2001. Do Hunter-Gatherers Need Supplemental Food Sources to Live in Tropical Rain Forests? Yes: T. Headland. No: S. Bahuchet, et al. In Taking Sides: Clashing Views on Controversial Issues in Anthropology. Kirk Endicott and R. Welsch, eds. Pp. 226-249. Guilford, CT: McGraw-Hill/Dushkin.
Gardner, Peter M.
1993. Dimensions of Subsistence Foraging in South India. Ethnology 32:109-144.
Good, Kenneth.
1995. "Yanomami of Venezuela: Foragers or Farmers, Which Came First?" In Indigenous Peoples and the Future of Amazonia. Leslie E. Sponsel, ed. Pp. 113-118. Tucson: U of Arizona Press.
Haynes, C. Vance, et al.
1997. Dating a Paleoindian Site in the Amazon in Comparison with Clovis Cuture. Science 275: 1948-1952.
Headland, Thomas N.
1986. Why Foragers Do Not Become Farmers: A Historical Study of a Changing Ecosystem and Its Effect on a Negrito Hunter-Gatherer Group in the Philippines. Ann Arbor: University Microfilms International.
Headland, Thomas N.
1987. The Wild Yam Question: How Well Could Independent Hunter-Gatherers Live in a Tropical Rain Forest Ecosystem? Human Ecology 15:463-491.
Headland, Thomas N., and Robert C. Bailey, editors.
1991. Human Foragers in Tropical Rain Forests. New York: Plenum. [A special issue of the journal Human Ecology, vol. 19, no. 2, June.]
Kuchikura, Y.
1993. Wild yams in the tropical rain forest. Man and Culture in Oceania 9:103-126.
McKey, Doyle B.

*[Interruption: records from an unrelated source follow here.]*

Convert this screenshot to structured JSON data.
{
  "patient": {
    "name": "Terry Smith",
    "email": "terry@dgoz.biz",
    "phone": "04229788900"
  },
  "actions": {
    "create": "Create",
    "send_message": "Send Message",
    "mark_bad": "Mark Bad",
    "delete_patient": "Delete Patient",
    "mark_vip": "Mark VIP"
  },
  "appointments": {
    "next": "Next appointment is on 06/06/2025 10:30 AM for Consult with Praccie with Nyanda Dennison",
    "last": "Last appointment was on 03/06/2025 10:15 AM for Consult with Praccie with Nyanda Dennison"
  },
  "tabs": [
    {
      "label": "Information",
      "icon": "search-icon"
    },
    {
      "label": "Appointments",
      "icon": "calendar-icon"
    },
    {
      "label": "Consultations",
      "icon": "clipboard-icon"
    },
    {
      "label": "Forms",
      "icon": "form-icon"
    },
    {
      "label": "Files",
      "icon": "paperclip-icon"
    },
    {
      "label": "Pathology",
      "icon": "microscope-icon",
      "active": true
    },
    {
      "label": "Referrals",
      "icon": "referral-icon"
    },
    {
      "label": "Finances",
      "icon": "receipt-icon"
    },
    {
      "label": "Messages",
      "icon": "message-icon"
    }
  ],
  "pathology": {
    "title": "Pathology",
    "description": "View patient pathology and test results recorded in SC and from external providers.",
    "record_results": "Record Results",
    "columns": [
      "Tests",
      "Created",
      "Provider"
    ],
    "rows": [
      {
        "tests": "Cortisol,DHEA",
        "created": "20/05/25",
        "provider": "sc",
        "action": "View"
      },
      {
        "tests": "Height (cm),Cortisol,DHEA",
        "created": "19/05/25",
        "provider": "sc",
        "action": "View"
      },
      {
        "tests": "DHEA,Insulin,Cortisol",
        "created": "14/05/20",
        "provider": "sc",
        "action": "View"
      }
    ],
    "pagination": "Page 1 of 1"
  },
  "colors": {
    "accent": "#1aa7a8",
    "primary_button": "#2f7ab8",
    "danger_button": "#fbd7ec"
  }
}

1996. Wild Yam Question. In Encyclopedia of Cultural Anthropology. Volume 4. D. Levinson and M. Ember, editors. Pp. 1363-1366. [HRAF]. New York: Henry Holt.
Mercader JF.
1997. Bajo el Techo Forestal: la Evolución del Poblamiento en el Bosque Ecuatorial del Ituri, Zaire. Tésis Doctoral, Facultad de Historia, Universidad Computense de Madrid: Madrid.
Roosevelt, Anna, et al.
1996. Cave Dwellers In the Amazon. Science 272:373-384.
Sato, Hiroaki
2001. The Potential of Edible Wild Yams and Yam-like Plants as a Staple Food Resource in the African Tropical Rain Forest. African Study Monographs, Suppl. 26:123-134. [March].
Stark, Kenneth J.
1996. Alternative Rainforest Economies of Maluku, Indonesia: A Reply to the "Wild Yam Hypothesis." Ann Arbor: University Microfilms International. [Order no. 9629856.]
Townsend, Patricia K.
1990. On the Possibility/Impossibility of Tropical Forest Hunting and Gathering. American Anthropology 92:745-747.